Items from an interface collection

##########

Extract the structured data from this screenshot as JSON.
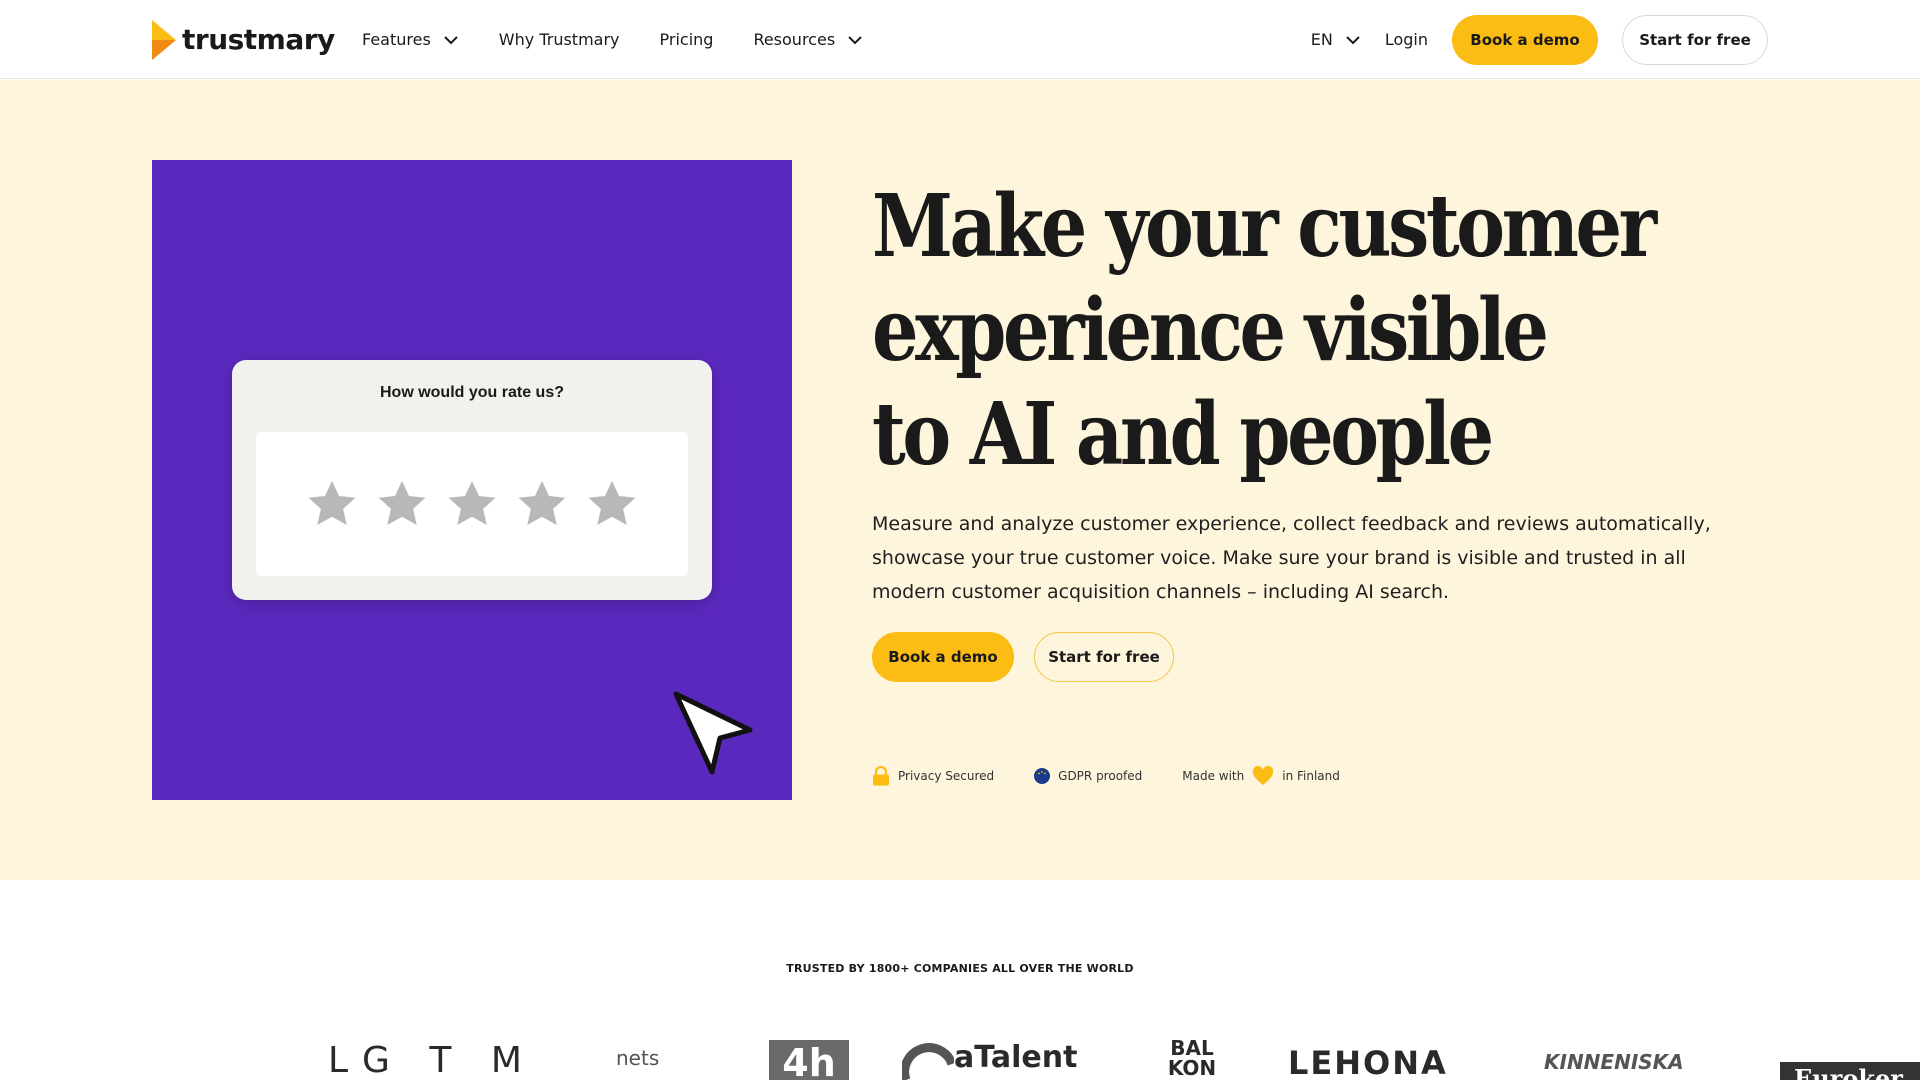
{
  "brand": {
    "name": "trustmary",
    "accent": "#fbbc13",
    "purple": "#5b28bd",
    "cream": "#fdf5dc"
  },
  "nav": {
    "items": [
      {
        "label": "Features",
        "dropdown": true
      },
      {
        "label": "Why Trustmary",
        "dropdown": false
      },
      {
        "label": "Pricing",
        "dropdown": false
      },
      {
        "label": "Resources",
        "dropdown": true
      }
    ],
    "lang": "EN",
    "login": "Login",
    "book_demo": "Book a demo",
    "start_free": "Start for free"
  },
  "hero": {
    "title_lines": [
      "Make your customer",
      "experience visible",
      "to AI and people"
    ],
    "description": "Measure and analyze customer experience, collect feedback and reviews automatically, showcase your true customer voice. Make sure your brand is visible and trusted in all modern customer acquisition channels – including AI search.",
    "book_demo": "Book a demo",
    "start_free": "Start for free",
    "rating_widget": {
      "question": "How would you rate us?",
      "stars_total": 5,
      "stars_filled": 0
    },
    "badges": {
      "privacy": "Privacy Secured",
      "gdpr": "GDPR proofed",
      "made_with": "Made with",
      "in_finland": "in Finland"
    }
  },
  "trusted": {
    "heading": "TRUSTED BY 1800+ COMPANIES ALL OVER THE WORLD",
    "logos": [
      "LG T M",
      "nets",
      "4h",
      "aTalent",
      "BAL KON",
      "LEHONA",
      "KINNENISKA",
      "Euroker"
    ]
  }
}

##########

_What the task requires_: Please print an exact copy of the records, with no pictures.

_Response below_:
Extract the structured data from this screenshot as JSON.
{
  "brand": {
    "name": "trustmary",
    "accent": "#fbbc13",
    "purple": "#5b28bd",
    "cream": "#fdf5dc"
  },
  "nav": {
    "items": [
      {
        "label": "Features",
        "dropdown": true
      },
      {
        "label": "Why Trustmary",
        "dropdown": false
      },
      {
        "label": "Pricing",
        "dropdown": false
      },
      {
        "label": "Resources",
        "dropdown": true
      }
    ],
    "lang": "EN",
    "login": "Login",
    "book_demo": "Book a demo",
    "start_free": "Start for free"
  },
  "hero": {
    "title_lines": [
      "Make your customer",
      "experience visible",
      "to AI and people"
    ],
    "description": "Measure and analyze customer experience, collect feedback and reviews automatically, showcase your true customer voice. Make sure your brand is visible and trusted in all modern customer acquisition channels – including AI search.",
    "book_demo": "Book a demo",
    "start_free": "Start for free",
    "rating_widget": {
      "question": "How would you rate us?",
      "stars_total": 5,
      "stars_filled": 0
    },
    "badges": {
      "privacy": "Privacy Secured",
      "gdpr": "GDPR proofed",
      "made_with": "Made with",
      "in_finland": "in Finland"
    }
  },
  "trusted": {
    "heading": "TRUSTED BY 1800+ COMPANIES ALL OVER THE WORLD",
    "logos": [
      "LG T M",
      "nets",
      "4h",
      "aTalent",
      "BAL KON",
      "LEHONA",
      "KINNENISKA",
      "Euroker"
    ]
  }
}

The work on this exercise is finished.